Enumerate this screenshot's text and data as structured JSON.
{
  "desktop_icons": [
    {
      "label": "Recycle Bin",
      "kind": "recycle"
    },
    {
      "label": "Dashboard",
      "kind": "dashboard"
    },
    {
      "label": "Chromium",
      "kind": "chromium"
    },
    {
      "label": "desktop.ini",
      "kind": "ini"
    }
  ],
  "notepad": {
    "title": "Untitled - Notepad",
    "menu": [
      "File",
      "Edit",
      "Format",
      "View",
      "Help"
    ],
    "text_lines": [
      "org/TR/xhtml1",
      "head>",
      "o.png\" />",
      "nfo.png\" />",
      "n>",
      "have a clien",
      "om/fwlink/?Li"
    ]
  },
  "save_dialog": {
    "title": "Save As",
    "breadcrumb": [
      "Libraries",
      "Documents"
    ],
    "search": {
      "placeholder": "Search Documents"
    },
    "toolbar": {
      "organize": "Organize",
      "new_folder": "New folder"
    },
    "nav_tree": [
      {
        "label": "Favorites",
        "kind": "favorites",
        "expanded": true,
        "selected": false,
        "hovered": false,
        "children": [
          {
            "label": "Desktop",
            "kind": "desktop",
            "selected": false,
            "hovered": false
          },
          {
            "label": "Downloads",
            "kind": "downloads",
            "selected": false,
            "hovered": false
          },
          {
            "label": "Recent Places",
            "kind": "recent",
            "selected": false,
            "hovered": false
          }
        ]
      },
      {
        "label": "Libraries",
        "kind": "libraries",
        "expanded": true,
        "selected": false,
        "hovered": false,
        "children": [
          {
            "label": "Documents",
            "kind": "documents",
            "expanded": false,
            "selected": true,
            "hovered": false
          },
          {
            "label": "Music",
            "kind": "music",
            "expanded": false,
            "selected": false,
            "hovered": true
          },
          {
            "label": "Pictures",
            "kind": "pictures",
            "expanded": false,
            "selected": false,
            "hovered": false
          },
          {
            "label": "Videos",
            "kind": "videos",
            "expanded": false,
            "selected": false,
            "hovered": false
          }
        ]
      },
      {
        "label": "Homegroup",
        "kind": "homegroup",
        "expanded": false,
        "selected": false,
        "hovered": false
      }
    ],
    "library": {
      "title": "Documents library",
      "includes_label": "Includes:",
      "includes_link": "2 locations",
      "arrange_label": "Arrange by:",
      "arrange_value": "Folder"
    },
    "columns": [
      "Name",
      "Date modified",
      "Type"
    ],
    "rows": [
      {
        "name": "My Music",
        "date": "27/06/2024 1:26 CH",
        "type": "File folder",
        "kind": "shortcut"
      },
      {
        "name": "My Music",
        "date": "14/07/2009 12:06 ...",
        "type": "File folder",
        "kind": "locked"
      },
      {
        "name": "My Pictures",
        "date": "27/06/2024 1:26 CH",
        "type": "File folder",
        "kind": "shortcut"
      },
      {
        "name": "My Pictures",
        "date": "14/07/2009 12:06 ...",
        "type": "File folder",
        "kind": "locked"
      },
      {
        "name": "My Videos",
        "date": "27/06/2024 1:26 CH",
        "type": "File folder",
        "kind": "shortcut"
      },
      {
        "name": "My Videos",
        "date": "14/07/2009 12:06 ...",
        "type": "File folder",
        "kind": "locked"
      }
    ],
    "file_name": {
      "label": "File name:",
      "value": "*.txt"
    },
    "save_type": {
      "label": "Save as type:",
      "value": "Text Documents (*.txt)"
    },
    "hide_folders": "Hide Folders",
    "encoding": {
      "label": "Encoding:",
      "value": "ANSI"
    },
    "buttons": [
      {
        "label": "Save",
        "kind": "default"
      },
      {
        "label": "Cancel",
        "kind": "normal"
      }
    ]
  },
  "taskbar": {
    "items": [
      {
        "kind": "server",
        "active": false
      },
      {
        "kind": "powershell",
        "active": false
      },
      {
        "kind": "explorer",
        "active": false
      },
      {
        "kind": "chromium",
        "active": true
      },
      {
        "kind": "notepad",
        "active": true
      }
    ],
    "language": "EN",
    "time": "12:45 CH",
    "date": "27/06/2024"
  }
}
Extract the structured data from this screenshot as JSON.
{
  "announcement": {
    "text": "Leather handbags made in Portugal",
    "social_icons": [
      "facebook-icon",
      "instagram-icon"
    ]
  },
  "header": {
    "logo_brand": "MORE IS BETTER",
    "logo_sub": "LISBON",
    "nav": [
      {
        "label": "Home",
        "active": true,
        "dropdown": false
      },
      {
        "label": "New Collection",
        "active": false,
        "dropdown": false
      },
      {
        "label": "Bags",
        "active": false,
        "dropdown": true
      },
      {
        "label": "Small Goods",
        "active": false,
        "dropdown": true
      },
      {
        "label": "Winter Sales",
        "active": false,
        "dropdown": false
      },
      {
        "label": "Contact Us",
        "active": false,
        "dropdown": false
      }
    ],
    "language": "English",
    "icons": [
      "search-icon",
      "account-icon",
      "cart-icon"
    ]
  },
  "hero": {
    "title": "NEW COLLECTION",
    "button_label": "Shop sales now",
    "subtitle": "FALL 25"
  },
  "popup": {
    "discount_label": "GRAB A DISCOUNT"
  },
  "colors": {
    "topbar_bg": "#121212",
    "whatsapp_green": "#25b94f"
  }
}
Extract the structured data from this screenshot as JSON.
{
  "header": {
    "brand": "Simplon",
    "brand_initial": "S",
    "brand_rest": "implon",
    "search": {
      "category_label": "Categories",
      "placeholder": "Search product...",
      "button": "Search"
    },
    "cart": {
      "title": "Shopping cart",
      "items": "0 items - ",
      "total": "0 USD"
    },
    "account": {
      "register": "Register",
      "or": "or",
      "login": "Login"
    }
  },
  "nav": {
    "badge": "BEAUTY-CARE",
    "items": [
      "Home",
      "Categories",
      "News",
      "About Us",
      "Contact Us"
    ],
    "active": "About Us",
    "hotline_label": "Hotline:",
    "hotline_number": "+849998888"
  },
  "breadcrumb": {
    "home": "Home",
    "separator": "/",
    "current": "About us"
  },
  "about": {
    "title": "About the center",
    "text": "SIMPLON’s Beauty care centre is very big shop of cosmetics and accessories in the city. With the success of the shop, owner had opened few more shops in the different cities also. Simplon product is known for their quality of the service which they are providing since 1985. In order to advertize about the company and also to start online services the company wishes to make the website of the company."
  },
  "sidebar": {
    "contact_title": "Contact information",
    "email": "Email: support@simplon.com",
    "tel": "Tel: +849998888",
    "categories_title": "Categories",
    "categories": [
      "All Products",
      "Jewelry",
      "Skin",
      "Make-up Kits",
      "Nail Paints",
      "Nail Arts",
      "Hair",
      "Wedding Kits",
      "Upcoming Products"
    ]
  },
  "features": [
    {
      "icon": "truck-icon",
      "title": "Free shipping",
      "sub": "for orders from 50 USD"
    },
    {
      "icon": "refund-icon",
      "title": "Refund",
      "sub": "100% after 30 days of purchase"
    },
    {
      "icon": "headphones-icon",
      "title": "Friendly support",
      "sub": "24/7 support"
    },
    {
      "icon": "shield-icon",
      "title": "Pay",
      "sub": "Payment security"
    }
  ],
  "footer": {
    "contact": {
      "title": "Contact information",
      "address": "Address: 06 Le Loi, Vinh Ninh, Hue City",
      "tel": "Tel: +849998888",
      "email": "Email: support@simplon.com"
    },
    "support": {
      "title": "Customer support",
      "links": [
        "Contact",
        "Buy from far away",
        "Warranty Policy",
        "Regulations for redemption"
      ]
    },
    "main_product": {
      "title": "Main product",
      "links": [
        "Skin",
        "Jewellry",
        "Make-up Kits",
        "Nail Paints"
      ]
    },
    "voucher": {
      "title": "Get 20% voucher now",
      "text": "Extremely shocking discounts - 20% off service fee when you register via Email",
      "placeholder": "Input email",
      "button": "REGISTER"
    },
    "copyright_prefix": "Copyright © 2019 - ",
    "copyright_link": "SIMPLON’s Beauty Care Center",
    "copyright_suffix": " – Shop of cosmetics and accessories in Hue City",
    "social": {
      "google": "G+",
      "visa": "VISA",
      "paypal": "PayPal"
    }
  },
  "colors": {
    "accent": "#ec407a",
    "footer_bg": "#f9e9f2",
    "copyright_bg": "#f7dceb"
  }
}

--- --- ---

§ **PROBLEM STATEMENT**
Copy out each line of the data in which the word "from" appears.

§ **EXPECTED OUTPUT**
Extract the structured data from this screenshot as JSON.
Extract the structured data from this screenshot as JSON.
      "sub": "for orders from 50 USD"
        "Buy from far away",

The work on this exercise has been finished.